Photo-sharing company Twitpic is to close over a trademark dispute with one of its earliest collaborators, Twitter.
Twitpic, which was launched in 2008, said the social network had demanded it drop an application for a trademark.
If not, the photo-sharing firm would have been denied access to data that allowed it to develop for the Twitter platform.
Twitter said it was sad that the firm was shutting down, and that Twitpic could have continued to use its name.
The photo-sharing firm gained a loyal following after its 2008 launch. The company built its third-party service for use on Twitter’s platform, and was developed to allow people to post and share pictures on the social network.
Twitter has since added its own photo-sharing feature.
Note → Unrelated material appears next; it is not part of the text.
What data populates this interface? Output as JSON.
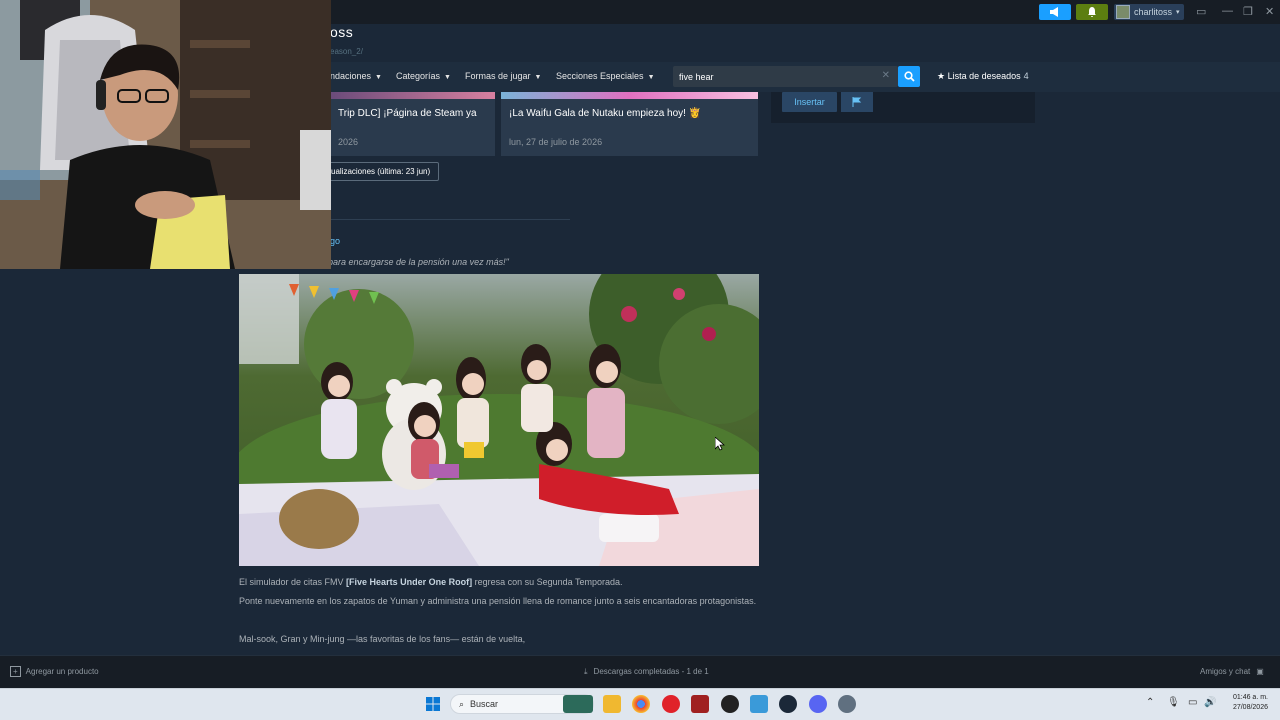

“We’re sad to see Twitpic is shutting down,” Twitter said in a statement. “We encourage developers to build on top of the Twitter service, as Twitpic has done for years, and we made it clear that they could operate using the Twitpic name.
“Of course, we also have to protect our brand, and that includes trademarks tied to the brand,” the company added.
Twitpic founder Noah Everett said that the firm would be shutting down on 25 September, but that it would enable a feature to allow users to export photos and videos within the next few days.
“This is an unexpected and hard announcement for us to make,” he said in a blog post.
“Unfortunately we do not have the resources to fend off a large company like Twitter to maintain our mark which we believe wholeheartedly is rightfully ours.”